A few weeks ago Walter Dean Myers and Christopher Myers wrote columns about diversity in children’s literature for the New York Times. If you haven’t read these articles yet, you can find them here and here. I read these articles with great interest and agreed with the points that were being made. There are serious issues surrounding diversity in publishing and, of primary interest to me, children’s publishing. I’ll admit that I read the articles with a bit of melancholy. They generated a lot of immediate interest, reposting, and conversation, but I wondered if it would last. Were these articles going to epitomize another moment when people in the publishing industry cry out, “Yes, we need more diversity!” and then go back to business as usual? A few weeks later however, I am staggered and very excited that the conversation is not only continuing, but also growing.
There was a round-table discussion of booksellers at ABA’s recent Children’s Institute in San Antonio. Booksellers addressed many of the problems, but also discussed what positive steps we could make. These proposals were taken back to ABA headquarters and I look forward to seeing some of these initiatives being addressed throughout the country. I also see articles every day by authors, illustrators, publishers, booksellers, parents, librarians, children’s lit scholars, people from ACROSS the industry continuing to talk about diversity in publishing. The problem I have however, is that we often get stuck at identifying the problems. We all know that publishing does not adequately reflect the diversity of our country. Just look at this graphic from 2012; the discrepancy is undeniable.
Identifying the problem isn’t enough. But then we start to talk about who is to blame. I don’t want to reiterate these conversations here, because they are too much of a trap. If you can put blame off onto the nameless, faceless market, or publishing industry, then you don’t have to actually deal with it. But the publishing industry is neither nameless nor faceless. It is made up of booksellers whom I consider to be my friends, absolutely lovely people at publishing houses I have thoroughly enjoyed meeting over the past couple of years including editors, art directors, sales directors and representatives, not to mention authors and illustrators who are often just as amazing in person as you think they should be based on reading or seeing their books. Publishing isn’t a machine; it is a community populated by individuals. And from where I stand most of these individuals do care. We care about diversity. We care about kids. We care about books. We care about making the world a better place; we think that books are fantastically fun vehicles to engage with the world and that, yes, books have the power to change the world.

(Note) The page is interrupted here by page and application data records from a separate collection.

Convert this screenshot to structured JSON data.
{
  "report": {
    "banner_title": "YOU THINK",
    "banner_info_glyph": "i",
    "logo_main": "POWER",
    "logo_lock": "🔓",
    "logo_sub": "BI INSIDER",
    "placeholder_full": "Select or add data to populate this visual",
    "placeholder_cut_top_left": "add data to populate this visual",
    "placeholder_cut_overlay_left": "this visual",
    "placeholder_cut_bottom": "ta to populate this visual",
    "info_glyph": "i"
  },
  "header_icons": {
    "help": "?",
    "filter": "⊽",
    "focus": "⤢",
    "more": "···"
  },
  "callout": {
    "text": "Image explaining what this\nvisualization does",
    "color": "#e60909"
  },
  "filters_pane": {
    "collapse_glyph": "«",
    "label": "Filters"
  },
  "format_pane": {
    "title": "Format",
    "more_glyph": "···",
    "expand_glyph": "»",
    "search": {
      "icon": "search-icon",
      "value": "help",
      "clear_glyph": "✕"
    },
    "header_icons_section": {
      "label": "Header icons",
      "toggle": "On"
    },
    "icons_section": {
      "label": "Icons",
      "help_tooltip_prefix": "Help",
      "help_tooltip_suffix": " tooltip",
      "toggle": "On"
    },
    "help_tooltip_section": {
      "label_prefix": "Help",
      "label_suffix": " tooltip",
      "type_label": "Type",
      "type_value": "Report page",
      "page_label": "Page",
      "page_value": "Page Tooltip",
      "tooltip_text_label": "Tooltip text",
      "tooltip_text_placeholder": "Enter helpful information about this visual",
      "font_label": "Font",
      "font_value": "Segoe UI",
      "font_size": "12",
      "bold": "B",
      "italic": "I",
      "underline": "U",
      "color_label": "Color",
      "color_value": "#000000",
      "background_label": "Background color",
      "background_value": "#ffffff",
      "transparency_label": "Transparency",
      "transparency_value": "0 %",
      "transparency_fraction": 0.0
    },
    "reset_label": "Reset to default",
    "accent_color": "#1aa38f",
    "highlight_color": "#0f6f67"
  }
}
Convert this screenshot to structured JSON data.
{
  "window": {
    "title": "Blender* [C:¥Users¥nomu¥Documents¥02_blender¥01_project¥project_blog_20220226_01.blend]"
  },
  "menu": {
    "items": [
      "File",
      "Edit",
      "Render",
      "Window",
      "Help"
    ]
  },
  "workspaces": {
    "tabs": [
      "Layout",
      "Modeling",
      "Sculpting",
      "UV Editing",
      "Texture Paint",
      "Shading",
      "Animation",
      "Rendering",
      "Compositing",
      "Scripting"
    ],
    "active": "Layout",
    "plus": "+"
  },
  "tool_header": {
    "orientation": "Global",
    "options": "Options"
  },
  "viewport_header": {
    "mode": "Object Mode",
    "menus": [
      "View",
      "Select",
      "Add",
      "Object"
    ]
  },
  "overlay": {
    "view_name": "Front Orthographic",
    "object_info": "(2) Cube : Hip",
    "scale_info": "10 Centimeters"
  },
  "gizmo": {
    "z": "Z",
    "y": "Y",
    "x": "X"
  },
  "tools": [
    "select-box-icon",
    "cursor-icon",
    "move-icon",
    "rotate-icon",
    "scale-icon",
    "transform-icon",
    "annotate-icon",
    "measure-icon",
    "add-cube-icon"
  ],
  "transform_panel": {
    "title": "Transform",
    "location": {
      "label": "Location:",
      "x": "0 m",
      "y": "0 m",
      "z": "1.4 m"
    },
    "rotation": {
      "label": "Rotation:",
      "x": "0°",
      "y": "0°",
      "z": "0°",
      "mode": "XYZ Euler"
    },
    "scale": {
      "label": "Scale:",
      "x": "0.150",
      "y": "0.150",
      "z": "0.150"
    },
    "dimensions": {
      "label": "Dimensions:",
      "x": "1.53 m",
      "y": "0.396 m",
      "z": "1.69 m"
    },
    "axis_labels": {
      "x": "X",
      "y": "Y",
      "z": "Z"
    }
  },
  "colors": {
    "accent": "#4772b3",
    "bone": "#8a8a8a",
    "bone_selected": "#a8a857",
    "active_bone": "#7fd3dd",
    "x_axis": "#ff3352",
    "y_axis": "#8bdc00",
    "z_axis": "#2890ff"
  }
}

Hearing the problems is depressing. Blaming the industry or the market fails to help anyone. Like the drug campaign in the 80s these conversations quite possibly do more damage than good. They undermine all the people who are actively working to make changes. They foster further isolation and convince people that no one else really cares. They don’t empower people to step up and try to do something, because people are left feeling like they’ll be alone, that their efforts will be futile, or that the problem is just too big. Nevertheless, I’ve seen a lot of people being proactive lately and I am excited. For example check out Diversify – A New Blog Series, Elizabeth Bluemle’s post for booksellers, True or False? Multicultural Books Don’t Sell, Daniel José Older’s recent post Diversity is Not Enough: Race, Power, Publishing, and Kelly Jensen’s We Need Bigger Megaphones for Diversity in Kid Lit, all of which contain a strong call to action for everyone.

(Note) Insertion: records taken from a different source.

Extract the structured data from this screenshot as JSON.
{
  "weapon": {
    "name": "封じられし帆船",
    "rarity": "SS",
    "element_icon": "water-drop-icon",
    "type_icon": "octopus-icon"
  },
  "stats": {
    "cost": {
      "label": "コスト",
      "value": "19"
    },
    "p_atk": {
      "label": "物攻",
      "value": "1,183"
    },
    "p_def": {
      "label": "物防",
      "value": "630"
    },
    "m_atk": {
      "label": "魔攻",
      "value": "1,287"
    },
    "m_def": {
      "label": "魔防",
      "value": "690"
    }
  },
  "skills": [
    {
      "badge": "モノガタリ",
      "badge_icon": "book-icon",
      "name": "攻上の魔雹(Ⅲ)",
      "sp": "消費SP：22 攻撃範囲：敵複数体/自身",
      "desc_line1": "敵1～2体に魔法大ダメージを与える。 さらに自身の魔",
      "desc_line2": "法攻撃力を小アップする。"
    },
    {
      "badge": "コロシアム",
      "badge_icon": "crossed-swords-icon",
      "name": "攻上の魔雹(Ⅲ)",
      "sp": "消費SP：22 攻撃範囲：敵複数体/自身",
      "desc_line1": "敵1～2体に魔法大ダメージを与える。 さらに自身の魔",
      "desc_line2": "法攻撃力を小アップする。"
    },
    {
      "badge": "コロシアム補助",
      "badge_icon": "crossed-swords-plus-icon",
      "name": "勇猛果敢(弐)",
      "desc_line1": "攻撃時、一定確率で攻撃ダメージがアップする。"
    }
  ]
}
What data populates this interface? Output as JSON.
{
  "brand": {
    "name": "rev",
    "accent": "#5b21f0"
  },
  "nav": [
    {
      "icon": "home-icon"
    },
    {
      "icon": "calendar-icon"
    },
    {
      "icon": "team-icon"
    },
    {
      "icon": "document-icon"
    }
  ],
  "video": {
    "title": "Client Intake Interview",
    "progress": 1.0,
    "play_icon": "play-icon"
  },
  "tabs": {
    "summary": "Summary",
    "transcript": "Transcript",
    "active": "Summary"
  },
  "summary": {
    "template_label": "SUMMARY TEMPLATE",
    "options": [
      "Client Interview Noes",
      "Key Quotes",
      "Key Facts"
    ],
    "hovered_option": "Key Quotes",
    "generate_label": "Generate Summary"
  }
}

We need to change the narrative. Let’s start telling the positive stories, because they are there. Authors of color write books. Characters of color — who are amazing role models — exist in everything from board books to YA. Publishers choose to publish and promote books that celebrate diversity. Booksellers hand sell great books that have it all — identifiable characters, great writing, engaging stories, and are inclusive. All people purchase books that include a wide range of diversity. Teachers and librarians are contentious about putting inclusive books in their classrooms and libraries. Parents actively encourage their children to be knowledgeable citizens and seek out books that will help support the messages they are trying to convey. Kids of all backgrounds happily read books about kids of all backgrounds.
Ultimately talking about diversity in publishing demands self-reflexivity and action. My concerns are about what I can do. What choices I am making. What I am doing to maintain the status quo, whether or not I realize it. What I am doing to encourage and support diversity, whether or not I realize it. So I want to hear from you. You, the individual, whether you are a reader, author, publisher, bookseller, librarian, teacher, parent, concerned citizen, any combination of the above who identifies as a book lover. I work in a primarily children’s bookstore on Cape Cod in MA. I handle the digital media, the store events, and I work schools and other organizations in town. I volunteer on committees in the publishing industry and in my community. I believe our store strives to support diversity and inclusion, but I know we can do more. I know I can do more. I’ve been thinking about these conversations a lot lately. I have some ideas and I know it’s time to start experimenting and implementing concrete actions. I’ll let you know how it goes. If you have suggestions or advice, please tell me. What do you think a bookseller can do? What can I do next?